Keywords: Art, Culture, India, Museum, Music
What is the best way to save Goa from deforestation?
Drinking feni, may well be the answer, says the secretary of the Goa Cashew Feni Distillers and Bottlers Association Hansel Vaz, who on Thursday said, that sipping the state's unique alcoholic drink and making it popular would directly aid the greening of Goa's hills and other barren landscapes.
"To get more cashews, we need to plant more trees. I always say, by drinking feni you will save Goa, because we will be planting more cashew trees and we will have greener hills. The beauty of cashew is you do not need fertile land. You can grow it on a hill which can provide no nutrition. We will be able to grow more trees, if we can sell feni properly," Vaz said. Vaz's comments come at a time when the hillsides of the coastal state have witnessed significant deforestation for real estate development and for infrastructure projects. Feni is manufactured by fermenting and double distilling juice from the cashew apple.
Best way to keep Goa green is to grab yourself a glass of feni. | IANS
Addressing a press conference in Panaji, Vaz also said that the promotion of feni was also in sync with the Prime Minister's vision for India to go "vocal for local". "There is no conglomerate, multinational company owning the drink. So every time we sell feni, it is a direct cash injection into Goa. If you sell a feni cocktail in Calangute (a popular beach village), it makes a direct impact in Valpoi and Bicholim, because this money is going down there," the Association official said at a press conference in Panaji.
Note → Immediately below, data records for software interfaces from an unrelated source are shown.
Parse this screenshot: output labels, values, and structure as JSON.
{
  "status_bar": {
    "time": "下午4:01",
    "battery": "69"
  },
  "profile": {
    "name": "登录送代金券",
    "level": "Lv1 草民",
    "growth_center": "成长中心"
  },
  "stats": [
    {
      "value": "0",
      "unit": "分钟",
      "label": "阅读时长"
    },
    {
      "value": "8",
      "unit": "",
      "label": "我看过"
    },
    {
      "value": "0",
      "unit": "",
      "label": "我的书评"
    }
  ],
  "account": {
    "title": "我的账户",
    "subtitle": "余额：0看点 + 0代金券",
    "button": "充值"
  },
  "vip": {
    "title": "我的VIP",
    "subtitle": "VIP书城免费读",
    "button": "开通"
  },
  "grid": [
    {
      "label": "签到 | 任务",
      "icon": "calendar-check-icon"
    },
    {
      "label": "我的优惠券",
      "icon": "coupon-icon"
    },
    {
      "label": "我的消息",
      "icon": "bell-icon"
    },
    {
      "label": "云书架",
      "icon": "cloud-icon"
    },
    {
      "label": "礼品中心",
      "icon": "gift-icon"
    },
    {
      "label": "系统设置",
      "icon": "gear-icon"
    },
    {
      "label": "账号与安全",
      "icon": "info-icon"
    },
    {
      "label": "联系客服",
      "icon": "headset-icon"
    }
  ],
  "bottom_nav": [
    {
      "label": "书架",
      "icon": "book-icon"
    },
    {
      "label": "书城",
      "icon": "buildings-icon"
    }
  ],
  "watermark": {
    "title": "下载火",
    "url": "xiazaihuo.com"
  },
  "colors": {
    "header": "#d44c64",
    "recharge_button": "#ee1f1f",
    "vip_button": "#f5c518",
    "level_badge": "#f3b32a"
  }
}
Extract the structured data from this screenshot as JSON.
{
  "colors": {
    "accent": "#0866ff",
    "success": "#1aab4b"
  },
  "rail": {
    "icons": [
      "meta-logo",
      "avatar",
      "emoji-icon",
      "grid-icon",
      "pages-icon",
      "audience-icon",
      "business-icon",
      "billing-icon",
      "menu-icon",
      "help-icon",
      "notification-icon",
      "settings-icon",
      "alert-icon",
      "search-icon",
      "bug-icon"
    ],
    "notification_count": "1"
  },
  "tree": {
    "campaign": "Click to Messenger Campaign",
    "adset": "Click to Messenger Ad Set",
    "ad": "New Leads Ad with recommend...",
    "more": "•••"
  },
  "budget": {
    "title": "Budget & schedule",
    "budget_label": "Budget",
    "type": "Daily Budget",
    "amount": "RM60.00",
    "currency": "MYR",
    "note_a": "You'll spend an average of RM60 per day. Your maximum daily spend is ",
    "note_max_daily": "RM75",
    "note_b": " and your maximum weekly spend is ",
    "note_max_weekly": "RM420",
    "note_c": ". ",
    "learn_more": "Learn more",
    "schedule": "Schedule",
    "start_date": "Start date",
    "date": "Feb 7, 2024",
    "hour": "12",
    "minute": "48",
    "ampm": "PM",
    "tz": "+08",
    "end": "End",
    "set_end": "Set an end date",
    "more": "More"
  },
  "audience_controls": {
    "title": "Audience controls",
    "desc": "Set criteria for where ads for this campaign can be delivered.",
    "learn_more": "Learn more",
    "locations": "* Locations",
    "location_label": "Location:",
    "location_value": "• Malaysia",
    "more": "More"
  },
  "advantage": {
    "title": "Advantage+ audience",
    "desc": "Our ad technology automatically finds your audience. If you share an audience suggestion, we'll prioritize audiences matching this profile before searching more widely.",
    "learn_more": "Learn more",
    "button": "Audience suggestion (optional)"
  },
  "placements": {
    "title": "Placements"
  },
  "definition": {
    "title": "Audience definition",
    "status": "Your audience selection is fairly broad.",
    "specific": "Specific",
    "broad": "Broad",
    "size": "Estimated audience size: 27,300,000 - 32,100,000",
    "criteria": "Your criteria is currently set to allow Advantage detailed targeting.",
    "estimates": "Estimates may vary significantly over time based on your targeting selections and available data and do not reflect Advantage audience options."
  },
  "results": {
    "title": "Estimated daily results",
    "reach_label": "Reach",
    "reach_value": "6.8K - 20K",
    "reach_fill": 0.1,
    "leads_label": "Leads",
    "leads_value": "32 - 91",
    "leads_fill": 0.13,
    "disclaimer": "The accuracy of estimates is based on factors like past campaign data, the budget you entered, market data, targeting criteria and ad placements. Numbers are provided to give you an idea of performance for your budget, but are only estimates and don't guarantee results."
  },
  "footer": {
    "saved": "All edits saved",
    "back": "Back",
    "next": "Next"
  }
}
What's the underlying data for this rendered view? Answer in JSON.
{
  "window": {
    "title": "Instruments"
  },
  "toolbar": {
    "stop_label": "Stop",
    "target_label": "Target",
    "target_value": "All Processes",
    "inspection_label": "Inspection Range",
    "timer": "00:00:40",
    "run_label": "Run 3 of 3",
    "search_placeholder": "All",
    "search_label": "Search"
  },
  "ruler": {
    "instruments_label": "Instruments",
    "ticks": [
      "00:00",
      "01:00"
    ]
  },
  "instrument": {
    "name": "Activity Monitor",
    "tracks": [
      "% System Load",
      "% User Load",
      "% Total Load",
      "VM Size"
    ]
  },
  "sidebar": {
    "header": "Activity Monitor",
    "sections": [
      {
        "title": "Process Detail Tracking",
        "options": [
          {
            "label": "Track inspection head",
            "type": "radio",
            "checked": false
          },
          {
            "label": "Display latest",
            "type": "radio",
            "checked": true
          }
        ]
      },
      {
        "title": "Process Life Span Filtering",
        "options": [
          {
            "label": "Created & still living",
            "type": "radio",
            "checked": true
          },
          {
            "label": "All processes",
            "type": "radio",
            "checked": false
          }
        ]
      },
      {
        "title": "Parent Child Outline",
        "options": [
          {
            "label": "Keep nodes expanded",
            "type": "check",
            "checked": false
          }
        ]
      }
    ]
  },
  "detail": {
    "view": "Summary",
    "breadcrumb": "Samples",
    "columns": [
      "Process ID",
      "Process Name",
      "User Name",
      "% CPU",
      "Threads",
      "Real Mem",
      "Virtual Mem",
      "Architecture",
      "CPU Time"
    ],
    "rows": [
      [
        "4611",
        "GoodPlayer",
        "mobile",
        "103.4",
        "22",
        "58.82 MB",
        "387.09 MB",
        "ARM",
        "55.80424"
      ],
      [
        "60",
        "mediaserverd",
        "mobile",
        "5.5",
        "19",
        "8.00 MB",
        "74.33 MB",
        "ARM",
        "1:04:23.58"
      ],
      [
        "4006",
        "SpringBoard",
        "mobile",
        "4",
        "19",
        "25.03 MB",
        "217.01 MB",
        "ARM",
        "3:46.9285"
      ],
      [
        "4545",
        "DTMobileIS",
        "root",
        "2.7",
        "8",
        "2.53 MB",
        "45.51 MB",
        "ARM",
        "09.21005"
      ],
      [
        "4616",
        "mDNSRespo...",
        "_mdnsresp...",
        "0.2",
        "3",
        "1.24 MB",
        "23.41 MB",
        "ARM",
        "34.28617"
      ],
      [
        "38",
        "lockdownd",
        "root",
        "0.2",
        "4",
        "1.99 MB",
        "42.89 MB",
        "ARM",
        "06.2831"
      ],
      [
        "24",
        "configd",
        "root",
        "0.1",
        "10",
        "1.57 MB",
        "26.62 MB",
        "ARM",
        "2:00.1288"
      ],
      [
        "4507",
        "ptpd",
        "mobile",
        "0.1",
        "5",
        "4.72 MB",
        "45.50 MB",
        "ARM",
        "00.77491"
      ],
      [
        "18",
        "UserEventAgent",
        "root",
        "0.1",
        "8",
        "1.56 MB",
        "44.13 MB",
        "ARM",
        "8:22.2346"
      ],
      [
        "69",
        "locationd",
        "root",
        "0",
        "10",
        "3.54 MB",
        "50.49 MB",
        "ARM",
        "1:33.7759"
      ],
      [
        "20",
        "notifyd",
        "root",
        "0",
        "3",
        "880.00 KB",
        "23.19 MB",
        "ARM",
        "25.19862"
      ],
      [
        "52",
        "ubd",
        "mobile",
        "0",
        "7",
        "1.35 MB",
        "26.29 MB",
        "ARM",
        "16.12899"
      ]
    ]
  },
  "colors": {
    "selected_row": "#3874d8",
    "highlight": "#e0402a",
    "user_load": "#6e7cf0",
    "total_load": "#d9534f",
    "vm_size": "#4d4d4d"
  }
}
The Association held the media briefing to announce a road map ahead for the feni industry, especially vis a vis streamlining aspects related to production, standardisation and marketing of the brew to make it popular in other Indian states and abroad.
The efforts to streamline the state "heritage drink" comes a month after the Goa government notified a formal policy, 'Goa Feni Policy 2021', which covers 26 different varieties of feni distilled in the state. "There were many barriers related to feni, which the policy has now addressed," treasurer of the Association Tukaram Haldankar said. One such hurdle was the previous government classification, which described feni as "country liquor", which would deter tourists from purchasing the drink. The reclassification of feni as a state "heritage drink" has lent dignity to the brew which has been manufactured locally in Goa since the 16th century.
But there is more the government can do, along with the state's traditional distillers and manufacturers to promote feni, Haldankar said. | Photo by Ishvani Hans on Unsplash
But there is more the government can do, along with the state's traditional distillers and manufacturers to promote feni, Haldankar said. "We request the government to allow the sale of feni in duty free stores in airports and cruise liner terminals. The government should also support us through the department of Tourism, so that feni can be promoted in its programmes. iIf you go to Scotland, they promote Scotch. Goa should promote its feni to Goa," Haldankar said, adding that traditional distillers should also be given subsidies and other measures should be taken to standardise feni, which he said, "would require further subsidies and financial assistance from the government".
"It should be a standard product like scotch, champagne," Haldankar said. "Like Mexico's tequila, Russian vodka and Japan's sake, we need to export our feni across the country and the world and the local distillers should also benefit economically," president of the Association Gurudutt Bhakta also said. (IANS/ MBI)
Keywords: deforestation,cashew,distillers,association,government, goa, feni, India